ITS have been deployed in commercial trucking as well, with the number of pilot projects growing each year. For example, Loblaw and Canadian Tire have recently invested in projects that will automate a small portion of their truck fleet.8 With the growing shortage of commercial truck drivers in North America, more projects are likely to be announced in the coming months.
In the ocean shipping world – which does not depend on the ITS Architecture for road applications – consideration must nevertheless be given to factors such as compatibility and ability to communicate with the ITS used in other modes of transport. The other aspects of the transportation network, including terminals, ports and warehouses, are experiencing their own evolution into the broader application of intelligent systems, and they stand between the ships and the commercial trucks and rail. If all parts of the system do not fit together seamlessly, the growth of intelligent transportation systems throughout the network will no doubt experience more bumps in the road than may be necessary.
All of the above requires ITS to be effective, compatible and adopted into common usage across borders in order to be most beneficial, and it is essential to the smart growth of intelligent transportation networks.
1 Jamie Lederman et. al, “Fault-y_Reasoning: Navigating the Liability Terrain in Intelligent Transportation Systems” (2016) Public Works Management & Policy at 21(1) 5-27; Alndra Labs, “What is Intelligent transportation system (ITS): Applications and Examples”, accessed April 23, 2021.

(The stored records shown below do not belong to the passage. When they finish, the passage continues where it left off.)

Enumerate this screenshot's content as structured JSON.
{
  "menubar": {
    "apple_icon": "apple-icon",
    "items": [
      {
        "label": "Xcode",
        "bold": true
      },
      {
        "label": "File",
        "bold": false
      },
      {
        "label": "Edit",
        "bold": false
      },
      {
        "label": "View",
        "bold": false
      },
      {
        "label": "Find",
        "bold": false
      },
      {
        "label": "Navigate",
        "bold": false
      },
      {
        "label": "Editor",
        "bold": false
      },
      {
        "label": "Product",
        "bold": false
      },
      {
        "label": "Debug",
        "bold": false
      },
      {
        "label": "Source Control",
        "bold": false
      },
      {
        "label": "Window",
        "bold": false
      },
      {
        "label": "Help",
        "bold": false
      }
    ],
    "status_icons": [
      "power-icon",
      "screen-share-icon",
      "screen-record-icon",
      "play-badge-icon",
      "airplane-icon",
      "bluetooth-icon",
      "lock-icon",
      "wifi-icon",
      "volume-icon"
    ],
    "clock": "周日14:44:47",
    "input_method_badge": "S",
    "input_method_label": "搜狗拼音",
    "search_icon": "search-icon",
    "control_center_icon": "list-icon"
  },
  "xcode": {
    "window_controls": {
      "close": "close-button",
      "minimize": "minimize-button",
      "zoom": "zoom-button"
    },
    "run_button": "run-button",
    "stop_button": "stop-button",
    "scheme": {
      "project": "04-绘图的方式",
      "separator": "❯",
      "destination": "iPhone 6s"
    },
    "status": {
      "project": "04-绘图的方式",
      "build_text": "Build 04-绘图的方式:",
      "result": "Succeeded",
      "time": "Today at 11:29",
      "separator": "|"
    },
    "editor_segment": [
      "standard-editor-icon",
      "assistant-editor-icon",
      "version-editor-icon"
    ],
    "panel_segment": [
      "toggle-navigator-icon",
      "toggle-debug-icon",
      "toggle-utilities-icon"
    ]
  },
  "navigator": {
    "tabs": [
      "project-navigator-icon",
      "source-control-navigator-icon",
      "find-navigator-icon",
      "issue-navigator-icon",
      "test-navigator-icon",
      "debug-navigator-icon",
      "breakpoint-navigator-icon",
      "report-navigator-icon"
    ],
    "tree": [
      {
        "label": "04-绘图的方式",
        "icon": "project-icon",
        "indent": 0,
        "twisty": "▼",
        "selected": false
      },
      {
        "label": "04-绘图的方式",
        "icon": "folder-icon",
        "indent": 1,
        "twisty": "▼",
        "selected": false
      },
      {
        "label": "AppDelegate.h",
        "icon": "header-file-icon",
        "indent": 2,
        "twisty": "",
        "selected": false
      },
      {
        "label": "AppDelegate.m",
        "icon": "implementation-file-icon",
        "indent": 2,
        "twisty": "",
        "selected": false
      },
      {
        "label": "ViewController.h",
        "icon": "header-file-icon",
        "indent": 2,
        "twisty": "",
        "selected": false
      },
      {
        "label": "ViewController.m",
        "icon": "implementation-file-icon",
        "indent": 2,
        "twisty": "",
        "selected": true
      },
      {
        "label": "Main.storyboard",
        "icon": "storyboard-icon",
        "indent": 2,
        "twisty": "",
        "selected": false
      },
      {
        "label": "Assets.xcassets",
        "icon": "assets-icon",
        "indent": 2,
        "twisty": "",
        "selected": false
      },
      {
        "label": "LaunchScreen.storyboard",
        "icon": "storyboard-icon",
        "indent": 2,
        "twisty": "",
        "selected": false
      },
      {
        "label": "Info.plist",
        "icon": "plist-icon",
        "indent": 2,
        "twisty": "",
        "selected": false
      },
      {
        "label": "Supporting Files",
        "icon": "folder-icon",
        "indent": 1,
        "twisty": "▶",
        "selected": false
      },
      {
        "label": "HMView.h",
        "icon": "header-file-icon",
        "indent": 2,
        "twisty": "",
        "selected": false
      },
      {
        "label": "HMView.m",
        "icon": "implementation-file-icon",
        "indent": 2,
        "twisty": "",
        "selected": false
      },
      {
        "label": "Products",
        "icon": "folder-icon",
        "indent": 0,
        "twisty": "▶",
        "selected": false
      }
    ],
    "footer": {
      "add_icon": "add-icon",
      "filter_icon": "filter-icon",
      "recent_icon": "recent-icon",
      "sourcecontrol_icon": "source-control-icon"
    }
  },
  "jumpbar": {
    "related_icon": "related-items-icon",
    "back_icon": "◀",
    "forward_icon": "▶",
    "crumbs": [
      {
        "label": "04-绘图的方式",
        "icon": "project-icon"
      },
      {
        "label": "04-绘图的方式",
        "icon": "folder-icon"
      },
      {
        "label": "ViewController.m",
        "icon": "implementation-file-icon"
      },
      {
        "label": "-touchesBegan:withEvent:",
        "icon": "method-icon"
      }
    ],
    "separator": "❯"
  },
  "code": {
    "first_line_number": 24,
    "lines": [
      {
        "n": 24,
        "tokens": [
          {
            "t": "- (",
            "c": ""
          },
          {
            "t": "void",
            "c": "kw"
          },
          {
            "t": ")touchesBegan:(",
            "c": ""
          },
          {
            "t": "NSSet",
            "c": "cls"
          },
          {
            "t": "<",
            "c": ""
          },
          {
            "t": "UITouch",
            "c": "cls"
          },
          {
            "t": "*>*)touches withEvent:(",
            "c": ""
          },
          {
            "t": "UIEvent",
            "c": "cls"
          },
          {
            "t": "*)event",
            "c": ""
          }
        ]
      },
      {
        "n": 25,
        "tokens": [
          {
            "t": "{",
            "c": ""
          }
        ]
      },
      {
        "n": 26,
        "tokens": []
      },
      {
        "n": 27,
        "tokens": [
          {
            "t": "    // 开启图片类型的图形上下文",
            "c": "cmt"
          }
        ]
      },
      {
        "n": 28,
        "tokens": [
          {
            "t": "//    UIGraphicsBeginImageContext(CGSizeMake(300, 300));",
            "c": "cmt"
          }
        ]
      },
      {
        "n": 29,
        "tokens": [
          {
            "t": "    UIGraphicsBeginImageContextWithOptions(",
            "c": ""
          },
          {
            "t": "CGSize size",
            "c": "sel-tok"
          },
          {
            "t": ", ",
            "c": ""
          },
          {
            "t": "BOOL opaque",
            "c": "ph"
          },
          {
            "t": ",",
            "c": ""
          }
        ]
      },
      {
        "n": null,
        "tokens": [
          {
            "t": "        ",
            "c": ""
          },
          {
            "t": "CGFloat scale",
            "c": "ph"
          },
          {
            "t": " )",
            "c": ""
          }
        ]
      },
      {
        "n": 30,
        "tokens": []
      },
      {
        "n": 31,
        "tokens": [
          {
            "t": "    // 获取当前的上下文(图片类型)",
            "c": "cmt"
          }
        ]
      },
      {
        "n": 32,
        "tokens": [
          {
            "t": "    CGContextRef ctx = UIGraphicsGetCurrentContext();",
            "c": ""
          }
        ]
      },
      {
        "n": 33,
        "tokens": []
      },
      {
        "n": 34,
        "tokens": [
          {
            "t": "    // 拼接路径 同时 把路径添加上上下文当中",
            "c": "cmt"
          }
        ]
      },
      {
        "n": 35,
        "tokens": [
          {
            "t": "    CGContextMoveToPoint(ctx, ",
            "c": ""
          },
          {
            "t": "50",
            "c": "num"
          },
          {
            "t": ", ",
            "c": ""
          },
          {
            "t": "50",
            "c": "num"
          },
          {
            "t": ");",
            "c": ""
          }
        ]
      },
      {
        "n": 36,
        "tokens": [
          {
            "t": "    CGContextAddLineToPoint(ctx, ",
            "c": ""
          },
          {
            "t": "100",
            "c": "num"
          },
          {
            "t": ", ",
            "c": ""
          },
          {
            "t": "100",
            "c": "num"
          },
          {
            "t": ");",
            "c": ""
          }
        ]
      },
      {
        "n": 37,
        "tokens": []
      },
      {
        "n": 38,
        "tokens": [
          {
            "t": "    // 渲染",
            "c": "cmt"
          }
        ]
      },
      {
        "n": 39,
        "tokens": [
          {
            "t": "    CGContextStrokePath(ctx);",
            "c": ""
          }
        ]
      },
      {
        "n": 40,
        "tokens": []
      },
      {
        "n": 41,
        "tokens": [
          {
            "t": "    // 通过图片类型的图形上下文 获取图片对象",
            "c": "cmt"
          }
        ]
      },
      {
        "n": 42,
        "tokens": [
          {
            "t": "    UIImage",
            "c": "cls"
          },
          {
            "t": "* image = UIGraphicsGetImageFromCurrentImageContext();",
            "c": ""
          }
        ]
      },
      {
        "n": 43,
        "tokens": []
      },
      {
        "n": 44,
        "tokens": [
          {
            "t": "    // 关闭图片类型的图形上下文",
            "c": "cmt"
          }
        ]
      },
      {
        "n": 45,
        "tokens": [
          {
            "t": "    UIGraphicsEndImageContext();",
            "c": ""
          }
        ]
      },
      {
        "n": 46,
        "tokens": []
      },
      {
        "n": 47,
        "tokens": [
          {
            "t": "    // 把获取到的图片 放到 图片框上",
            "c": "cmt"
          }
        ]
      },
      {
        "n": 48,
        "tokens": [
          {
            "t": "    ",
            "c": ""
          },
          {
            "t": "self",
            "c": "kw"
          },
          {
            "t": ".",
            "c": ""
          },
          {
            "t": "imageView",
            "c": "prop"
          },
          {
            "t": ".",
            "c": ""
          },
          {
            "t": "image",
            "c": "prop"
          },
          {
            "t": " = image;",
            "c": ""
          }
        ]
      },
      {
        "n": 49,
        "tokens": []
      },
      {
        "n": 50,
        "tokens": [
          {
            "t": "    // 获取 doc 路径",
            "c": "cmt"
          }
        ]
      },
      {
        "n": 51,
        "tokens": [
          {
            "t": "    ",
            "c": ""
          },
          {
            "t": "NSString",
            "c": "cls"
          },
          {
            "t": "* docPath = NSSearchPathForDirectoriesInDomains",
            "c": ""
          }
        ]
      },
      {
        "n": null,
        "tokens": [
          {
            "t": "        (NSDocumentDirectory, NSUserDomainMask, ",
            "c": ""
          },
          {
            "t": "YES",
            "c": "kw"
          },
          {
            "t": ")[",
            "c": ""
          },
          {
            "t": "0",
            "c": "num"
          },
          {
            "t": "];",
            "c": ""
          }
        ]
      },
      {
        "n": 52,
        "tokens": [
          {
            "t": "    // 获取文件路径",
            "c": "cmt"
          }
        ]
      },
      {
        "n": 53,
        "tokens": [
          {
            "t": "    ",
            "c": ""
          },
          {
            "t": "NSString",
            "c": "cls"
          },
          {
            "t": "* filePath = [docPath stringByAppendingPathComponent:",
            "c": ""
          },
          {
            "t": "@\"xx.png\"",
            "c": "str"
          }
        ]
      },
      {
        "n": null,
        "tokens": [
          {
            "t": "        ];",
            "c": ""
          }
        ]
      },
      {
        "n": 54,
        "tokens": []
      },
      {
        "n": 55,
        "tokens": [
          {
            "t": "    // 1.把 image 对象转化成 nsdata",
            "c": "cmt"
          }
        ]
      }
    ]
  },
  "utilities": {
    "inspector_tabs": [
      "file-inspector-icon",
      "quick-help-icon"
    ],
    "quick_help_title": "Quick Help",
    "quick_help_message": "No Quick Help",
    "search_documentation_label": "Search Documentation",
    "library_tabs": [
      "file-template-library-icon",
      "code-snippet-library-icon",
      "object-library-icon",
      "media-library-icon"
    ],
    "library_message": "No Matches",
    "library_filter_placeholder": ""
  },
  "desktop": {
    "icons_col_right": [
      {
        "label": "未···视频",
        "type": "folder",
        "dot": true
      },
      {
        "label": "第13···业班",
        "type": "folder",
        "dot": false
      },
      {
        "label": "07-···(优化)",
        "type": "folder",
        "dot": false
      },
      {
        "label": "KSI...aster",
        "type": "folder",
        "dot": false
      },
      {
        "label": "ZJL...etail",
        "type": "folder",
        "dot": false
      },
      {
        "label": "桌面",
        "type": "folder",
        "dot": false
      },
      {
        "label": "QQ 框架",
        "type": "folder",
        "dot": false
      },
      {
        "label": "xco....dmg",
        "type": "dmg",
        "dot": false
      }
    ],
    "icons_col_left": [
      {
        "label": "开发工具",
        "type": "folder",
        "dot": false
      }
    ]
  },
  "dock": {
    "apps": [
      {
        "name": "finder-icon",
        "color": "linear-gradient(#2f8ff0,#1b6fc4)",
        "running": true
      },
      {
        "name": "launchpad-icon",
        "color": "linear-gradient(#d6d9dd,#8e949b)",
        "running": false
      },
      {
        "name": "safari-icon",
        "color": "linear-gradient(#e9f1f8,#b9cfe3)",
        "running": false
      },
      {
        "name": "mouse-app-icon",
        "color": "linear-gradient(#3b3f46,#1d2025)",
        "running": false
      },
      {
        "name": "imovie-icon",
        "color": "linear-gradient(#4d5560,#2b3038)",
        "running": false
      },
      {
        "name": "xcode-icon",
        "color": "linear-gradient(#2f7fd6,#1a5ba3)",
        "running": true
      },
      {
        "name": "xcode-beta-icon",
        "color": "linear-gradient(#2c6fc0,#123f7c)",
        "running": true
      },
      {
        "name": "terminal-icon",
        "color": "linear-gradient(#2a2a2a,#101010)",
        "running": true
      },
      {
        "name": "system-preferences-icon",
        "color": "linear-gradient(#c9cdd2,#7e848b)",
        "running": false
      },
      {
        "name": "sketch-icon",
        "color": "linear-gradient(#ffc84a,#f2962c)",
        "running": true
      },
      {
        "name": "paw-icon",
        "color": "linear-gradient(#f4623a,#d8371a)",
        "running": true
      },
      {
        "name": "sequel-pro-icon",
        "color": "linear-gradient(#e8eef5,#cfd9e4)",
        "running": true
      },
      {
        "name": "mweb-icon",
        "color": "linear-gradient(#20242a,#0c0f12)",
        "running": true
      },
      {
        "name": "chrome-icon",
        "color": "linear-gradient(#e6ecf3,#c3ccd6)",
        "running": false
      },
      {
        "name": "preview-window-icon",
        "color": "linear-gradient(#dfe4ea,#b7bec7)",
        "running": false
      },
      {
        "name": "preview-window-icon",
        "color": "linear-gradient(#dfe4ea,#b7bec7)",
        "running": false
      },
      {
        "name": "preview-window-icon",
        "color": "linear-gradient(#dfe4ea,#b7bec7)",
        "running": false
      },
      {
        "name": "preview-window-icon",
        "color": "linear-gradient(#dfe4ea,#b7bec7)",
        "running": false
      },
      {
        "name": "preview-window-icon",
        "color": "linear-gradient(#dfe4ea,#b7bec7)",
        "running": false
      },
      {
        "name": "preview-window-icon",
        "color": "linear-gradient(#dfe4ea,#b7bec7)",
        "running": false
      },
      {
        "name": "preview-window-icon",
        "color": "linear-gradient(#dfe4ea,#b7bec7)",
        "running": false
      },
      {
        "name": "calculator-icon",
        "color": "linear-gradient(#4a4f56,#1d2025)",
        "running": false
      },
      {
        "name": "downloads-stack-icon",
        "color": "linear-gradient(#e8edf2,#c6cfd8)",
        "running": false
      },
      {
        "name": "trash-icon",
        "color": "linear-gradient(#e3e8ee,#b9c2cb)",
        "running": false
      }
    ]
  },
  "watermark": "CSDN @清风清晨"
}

2 Lederman, Ibid.
3 Barry B Sookman, Computer, Internet and Electronic Commerce Law, (Toronto: Thomson Reuters Canada, 1988, loose-leaf), Preface. Online: WestlawNext Canada.
5 ITS Architecture for Canada, accessed April 23, 2021.
7 What's New in ARC-IT, accessed April 23, 2021.